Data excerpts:

------------------------------------

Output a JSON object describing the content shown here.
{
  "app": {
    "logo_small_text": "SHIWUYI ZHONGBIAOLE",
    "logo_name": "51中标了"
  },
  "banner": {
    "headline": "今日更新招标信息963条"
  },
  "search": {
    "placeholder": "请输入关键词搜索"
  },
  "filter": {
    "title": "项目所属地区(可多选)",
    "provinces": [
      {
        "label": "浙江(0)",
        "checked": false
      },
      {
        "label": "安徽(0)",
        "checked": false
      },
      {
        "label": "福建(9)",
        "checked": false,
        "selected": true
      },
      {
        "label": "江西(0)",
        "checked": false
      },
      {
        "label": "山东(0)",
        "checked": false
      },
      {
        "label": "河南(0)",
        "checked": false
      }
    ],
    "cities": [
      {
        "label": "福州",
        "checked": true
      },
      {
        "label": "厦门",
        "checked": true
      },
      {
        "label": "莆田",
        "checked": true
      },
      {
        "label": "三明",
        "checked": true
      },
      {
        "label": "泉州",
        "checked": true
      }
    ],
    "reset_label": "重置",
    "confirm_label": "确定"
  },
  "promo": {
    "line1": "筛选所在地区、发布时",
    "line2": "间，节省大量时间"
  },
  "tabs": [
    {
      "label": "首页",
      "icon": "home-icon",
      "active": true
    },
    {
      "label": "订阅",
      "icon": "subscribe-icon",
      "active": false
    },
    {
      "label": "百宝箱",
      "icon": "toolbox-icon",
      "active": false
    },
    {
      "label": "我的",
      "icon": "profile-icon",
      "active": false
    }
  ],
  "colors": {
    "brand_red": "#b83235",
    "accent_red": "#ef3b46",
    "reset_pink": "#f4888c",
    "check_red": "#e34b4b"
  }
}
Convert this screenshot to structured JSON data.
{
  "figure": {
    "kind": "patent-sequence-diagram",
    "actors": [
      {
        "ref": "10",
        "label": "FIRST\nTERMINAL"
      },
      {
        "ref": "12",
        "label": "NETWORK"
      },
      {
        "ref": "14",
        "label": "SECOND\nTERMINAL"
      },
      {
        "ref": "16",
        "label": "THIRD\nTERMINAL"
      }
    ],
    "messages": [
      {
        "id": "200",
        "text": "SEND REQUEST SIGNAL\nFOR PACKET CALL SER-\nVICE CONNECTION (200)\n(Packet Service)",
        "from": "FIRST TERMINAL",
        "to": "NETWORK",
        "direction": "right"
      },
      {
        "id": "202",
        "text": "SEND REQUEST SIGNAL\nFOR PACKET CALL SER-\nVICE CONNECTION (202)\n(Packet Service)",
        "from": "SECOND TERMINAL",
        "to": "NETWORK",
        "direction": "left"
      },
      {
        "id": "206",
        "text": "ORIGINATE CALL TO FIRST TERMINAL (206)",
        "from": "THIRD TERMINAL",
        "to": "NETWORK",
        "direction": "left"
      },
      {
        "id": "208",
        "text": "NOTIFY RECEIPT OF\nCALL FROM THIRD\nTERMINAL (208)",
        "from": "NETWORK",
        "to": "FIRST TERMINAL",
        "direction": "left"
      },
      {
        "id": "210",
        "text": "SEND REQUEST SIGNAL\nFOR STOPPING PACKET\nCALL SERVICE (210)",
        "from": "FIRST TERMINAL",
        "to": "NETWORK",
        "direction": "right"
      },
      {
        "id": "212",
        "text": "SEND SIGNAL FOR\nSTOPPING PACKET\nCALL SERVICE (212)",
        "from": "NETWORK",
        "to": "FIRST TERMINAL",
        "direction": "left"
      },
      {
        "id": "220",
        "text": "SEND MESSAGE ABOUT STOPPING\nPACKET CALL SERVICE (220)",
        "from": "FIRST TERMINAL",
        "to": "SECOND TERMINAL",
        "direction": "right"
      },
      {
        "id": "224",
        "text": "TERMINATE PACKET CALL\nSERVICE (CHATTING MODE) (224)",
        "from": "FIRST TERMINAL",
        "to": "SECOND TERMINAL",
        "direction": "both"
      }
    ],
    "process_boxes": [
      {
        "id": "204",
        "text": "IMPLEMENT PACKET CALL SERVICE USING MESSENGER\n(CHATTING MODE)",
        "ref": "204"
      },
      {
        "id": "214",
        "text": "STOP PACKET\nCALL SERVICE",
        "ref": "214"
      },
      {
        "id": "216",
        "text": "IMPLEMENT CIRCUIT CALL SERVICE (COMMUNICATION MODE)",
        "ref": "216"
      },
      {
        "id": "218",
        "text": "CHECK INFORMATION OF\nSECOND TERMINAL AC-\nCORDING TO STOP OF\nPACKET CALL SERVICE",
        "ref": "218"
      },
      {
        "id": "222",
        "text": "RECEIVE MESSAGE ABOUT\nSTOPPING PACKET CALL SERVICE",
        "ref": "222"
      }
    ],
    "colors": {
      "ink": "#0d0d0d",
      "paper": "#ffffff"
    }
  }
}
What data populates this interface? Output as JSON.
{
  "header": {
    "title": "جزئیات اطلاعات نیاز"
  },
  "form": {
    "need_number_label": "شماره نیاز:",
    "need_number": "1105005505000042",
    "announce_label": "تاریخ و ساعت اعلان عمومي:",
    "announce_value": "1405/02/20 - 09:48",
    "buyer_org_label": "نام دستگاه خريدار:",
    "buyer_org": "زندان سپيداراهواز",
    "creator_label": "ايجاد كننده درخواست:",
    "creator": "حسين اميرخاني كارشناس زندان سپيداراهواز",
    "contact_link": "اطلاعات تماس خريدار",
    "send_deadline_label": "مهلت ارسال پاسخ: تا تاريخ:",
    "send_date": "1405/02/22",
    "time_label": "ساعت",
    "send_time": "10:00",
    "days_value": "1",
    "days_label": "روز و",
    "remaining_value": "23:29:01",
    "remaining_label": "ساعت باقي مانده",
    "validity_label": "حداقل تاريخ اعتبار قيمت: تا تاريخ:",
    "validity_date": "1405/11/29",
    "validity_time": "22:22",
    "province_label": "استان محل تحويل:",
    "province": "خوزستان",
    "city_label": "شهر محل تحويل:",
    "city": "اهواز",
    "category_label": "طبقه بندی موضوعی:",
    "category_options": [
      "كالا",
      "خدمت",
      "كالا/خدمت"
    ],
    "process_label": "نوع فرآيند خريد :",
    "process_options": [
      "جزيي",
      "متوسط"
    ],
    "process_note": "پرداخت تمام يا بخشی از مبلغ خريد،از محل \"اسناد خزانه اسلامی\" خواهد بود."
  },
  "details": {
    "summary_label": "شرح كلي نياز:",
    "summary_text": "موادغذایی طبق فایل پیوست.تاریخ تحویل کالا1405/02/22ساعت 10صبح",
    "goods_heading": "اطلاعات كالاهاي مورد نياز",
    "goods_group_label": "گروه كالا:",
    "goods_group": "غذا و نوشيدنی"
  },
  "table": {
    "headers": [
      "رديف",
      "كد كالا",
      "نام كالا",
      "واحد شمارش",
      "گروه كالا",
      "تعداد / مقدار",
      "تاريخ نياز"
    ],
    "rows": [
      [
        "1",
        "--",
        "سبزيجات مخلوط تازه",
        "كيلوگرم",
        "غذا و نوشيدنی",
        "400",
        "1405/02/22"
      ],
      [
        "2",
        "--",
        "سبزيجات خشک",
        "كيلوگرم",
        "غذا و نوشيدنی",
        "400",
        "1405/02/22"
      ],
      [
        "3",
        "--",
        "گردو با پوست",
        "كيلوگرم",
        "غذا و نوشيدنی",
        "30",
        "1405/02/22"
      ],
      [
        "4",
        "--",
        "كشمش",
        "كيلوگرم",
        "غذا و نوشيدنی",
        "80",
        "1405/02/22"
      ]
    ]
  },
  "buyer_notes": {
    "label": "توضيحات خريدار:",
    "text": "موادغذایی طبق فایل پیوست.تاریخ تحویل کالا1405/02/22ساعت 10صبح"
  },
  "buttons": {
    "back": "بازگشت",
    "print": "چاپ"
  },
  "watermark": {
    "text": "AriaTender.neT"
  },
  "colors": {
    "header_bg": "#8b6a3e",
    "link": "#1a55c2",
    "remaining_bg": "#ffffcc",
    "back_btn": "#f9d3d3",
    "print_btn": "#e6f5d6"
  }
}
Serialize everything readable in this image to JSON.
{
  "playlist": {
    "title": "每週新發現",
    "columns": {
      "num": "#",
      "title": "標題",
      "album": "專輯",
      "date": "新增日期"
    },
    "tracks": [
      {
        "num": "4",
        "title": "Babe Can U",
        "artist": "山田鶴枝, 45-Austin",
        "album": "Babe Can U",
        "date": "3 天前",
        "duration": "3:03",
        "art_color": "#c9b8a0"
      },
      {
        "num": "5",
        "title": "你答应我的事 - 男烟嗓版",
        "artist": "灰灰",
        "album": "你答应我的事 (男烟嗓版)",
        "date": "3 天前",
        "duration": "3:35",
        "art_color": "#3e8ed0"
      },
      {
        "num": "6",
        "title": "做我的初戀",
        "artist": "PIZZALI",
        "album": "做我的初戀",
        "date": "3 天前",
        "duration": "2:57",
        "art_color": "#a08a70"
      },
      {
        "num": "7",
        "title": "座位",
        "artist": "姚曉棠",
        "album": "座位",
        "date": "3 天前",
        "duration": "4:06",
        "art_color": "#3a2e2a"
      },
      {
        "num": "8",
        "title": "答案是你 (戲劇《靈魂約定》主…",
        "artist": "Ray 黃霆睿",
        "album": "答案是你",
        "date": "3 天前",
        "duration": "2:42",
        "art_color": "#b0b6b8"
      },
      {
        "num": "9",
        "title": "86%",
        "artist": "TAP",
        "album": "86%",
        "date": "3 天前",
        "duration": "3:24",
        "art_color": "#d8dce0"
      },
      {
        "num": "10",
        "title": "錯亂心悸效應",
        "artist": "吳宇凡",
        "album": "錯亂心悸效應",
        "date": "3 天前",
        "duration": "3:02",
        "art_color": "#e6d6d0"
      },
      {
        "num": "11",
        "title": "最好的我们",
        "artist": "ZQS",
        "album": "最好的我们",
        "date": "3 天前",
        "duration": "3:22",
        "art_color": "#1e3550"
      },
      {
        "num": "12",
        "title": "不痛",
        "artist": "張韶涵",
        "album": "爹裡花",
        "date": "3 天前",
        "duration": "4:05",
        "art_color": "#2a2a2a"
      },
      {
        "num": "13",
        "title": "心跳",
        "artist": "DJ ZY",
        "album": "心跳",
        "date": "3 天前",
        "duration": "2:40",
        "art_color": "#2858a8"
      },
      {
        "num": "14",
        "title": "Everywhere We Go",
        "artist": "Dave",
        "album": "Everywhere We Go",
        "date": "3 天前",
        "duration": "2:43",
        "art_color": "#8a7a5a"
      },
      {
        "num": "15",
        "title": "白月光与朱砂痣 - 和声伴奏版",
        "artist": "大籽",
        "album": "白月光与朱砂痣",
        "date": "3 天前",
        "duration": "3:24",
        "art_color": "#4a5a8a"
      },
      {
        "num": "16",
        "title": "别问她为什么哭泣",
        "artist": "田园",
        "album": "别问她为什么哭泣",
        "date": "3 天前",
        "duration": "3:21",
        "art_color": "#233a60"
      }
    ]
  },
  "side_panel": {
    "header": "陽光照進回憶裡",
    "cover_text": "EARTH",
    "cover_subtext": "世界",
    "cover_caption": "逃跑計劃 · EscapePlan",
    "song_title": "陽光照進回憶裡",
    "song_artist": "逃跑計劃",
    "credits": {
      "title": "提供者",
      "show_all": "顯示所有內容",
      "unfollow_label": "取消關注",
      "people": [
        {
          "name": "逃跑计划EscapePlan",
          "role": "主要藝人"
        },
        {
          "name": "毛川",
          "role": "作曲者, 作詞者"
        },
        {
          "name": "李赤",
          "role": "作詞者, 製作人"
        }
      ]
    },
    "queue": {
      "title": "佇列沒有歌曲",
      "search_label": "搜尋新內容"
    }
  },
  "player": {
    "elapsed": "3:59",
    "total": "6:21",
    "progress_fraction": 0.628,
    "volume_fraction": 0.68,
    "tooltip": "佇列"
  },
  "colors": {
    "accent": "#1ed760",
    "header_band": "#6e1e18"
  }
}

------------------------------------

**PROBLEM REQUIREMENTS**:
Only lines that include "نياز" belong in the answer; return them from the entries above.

**RESPONSE**:
    "summary_label": "شرح كلي نياز:",
    "goods_heading": "اطلاعات كالاهاي مورد نياز",
      "تاريخ نياز"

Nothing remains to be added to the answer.